U.S. Secretary of State Rex Tillerson has authorized the State Department to notify Congress of the Trump administration's sale of precision-guided munitions for Saudi Arabia to use in its Yemen campaign, a senior U.S. diplomat said on Tuesday.
The notification is one of the last steps in the arms sale process and triggers a formal 30-day review to allow members of Congress to attempt to pass legislation to stop any sale.
U.S. lawmakers introduced legislation last week seeking to block about $500 million of a $110 billion arms sale to Saudi Arabia, including the portion on precision-guided missiles and other offensive weapons.
An announcement of the sale had been expected in March but objections from mostly Democratic lawmakers and human rights groups led to Washington to ask Riyadh for commitments to improve targeting procedures that would minimize civilian casualties.
Asked on Tuesday whether the Saudis had taken specific measures to improve targeting capabilities, the senior U.S. diplomat, acting Assistant Secretary of State for Near Eastern Affairs Stuart Jones, did not answer directly.

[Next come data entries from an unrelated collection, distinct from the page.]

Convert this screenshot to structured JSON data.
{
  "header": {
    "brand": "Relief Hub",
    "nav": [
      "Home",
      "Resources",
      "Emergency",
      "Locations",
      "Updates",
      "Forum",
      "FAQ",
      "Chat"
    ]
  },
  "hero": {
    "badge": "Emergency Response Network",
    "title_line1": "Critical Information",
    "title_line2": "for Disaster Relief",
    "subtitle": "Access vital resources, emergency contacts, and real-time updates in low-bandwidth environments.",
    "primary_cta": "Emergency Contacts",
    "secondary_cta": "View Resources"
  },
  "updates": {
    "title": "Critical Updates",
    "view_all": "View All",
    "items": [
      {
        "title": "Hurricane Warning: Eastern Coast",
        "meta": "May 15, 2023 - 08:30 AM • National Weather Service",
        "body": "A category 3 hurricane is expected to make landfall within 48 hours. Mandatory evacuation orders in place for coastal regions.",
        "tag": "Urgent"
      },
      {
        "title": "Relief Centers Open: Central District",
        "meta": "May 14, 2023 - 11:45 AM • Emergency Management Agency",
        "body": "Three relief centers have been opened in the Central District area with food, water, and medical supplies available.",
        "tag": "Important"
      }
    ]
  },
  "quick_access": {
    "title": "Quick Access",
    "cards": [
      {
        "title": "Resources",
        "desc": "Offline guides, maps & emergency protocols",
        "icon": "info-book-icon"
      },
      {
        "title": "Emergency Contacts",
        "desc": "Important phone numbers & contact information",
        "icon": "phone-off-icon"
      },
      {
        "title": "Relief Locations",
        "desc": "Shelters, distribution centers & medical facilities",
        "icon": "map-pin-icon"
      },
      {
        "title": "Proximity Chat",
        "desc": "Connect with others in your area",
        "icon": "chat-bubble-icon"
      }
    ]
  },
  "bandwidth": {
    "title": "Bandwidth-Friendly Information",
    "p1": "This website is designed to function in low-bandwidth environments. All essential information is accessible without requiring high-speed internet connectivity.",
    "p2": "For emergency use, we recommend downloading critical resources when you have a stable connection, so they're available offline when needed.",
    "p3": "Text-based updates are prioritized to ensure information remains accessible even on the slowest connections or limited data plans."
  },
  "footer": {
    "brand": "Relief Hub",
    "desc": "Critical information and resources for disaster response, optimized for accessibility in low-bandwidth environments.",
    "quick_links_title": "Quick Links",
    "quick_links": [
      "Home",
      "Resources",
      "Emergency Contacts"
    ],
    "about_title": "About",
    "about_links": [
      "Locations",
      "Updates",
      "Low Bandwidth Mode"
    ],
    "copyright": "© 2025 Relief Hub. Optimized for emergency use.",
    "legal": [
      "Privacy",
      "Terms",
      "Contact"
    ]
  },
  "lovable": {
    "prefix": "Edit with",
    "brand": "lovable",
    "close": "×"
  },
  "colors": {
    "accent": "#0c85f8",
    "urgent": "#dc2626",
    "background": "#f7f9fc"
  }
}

“That's a continuing source of conversation between us,” Jones told reporters. “We're constantly trying to improve that process.”
Limited military support
The Yemen civil war pits Iran-allied Houthi rebels against the government backed by a Saudi-led Arab coalition. Nearly 4,800 civilians have been killed since March 2015, the United Nations said in March.
Jones said Tillerson's authorization, which was expected, occurred just before President Donald Trump's May 20-21 visit to Saudi Arabia.
Trump's predecessor, Barack Obama, in December limited military support to Saudi Arabia's campaign in Yemen because of concerns over civilian casualties, and halted the sale of the precision-guided munitions.
On his trip to Saudi Arabia, Trump received a warm welcome from Gulf Arab leaders, who want to crack down on Iran's influence in the region, a commitment they found lacking in Obama.
Human rights abuses
Trump also did not make overt mentions of human rights abuses in Saudi Arabia in his speech there, a move criticized by Democrats and Republicans in Congress.
“The fact that it wasn't featured in the speech doesn't mean that it's not part of the bilateral dialogue,” Jones said. “By taking it out of the public debate and having those conversations directly and quietly, we'll be more effective.”
Tillerson last week told reporters that human rights issues were not the “central part” of Trump's private meetings with Saudi officials, which instead focused on the fight against terrorism.